Prompt: Restate each line of the listing exactly, without carrying over any pictures.

Excerpted records:
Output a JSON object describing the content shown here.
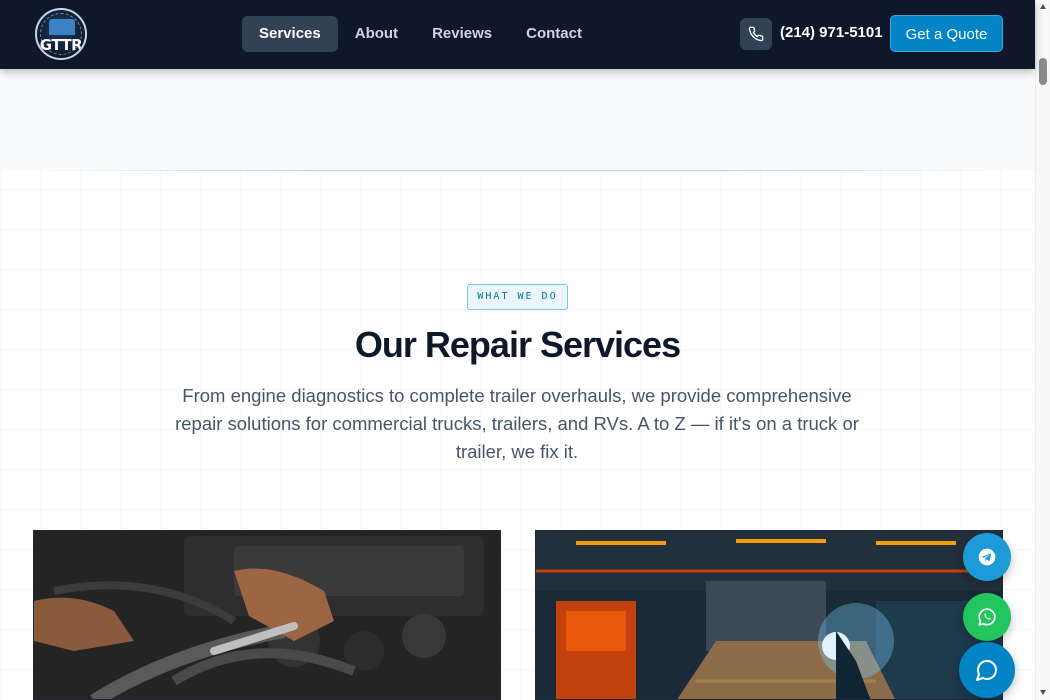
{
  "brand": {
    "logo_text": "GTTR",
    "logo_icon": "truck-logo-icon"
  },
  "nav": {
    "links": [
      "Services",
      "About",
      "Reviews",
      "Contact"
    ],
    "active": "Services",
    "phone_icon": "phone-icon",
    "phone": "(214) 971-5101",
    "cta_label": "Get a Quote"
  },
  "section": {
    "eyebrow": "WHAT WE DO",
    "title": "Our Repair Services",
    "description": "From engine diagnostics to complete trailer overhauls, we provide comprehensive repair solutions for commercial trucks, trailers, and RVs. A to Z — if it's on a truck or trailer, we fix it."
  },
  "cards": [
    {
      "image": "engine-repair-photo"
    },
    {
      "image": "welding-workshop-photo"
    }
  ],
  "floating": {
    "telegram_icon": "telegram-icon",
    "whatsapp_icon": "whatsapp-icon",
    "chat_icon": "chat-bubble-icon"
  },
  "colors": {
    "navbar": "#0f172a",
    "accent": "#0284c7",
    "nav_active": "#334155",
    "title": "#0f172a",
    "body_text": "#475569",
    "whatsapp": "#22c55e",
    "telegram": "#1d9bd8"
  }
}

Output below:
Output a JSON object describing the content shown here.
{
  "brand": {
    "logo_text": "GTTR",
    "logo_icon": "truck-logo-icon"
  },
  "nav": {
    "links": [
      "Services",
      "About",
      "Reviews",
      "Contact"
    ],
    "active": "Services",
    "phone_icon": "phone-icon",
    "phone": "(214) 971-5101",
    "cta_label": "Get a Quote"
  },
  "section": {
    "eyebrow": "WHAT WE DO",
    "title": "Our Repair Services",
    "description": "From engine diagnostics to complete trailer overhauls, we provide comprehensive repair solutions for commercial trucks, trailers, and RVs. A to Z — if it's on a truck or trailer, we fix it."
  },
  "cards": [
    {
      "image": "engine-repair-photo"
    },
    {
      "image": "welding-workshop-photo"
    }
  ],
  "floating": {
    "telegram_icon": "telegram-icon",
    "whatsapp_icon": "whatsapp-icon",
    "chat_icon": "chat-bubble-icon"
  },
  "colors": {
    "navbar": "#0f172a",
    "accent": "#0284c7",
    "nav_active": "#334155",
    "title": "#0f172a",
    "body_text": "#475569",
    "whatsapp": "#22c55e",
    "telegram": "#1d9bd8"
  }
}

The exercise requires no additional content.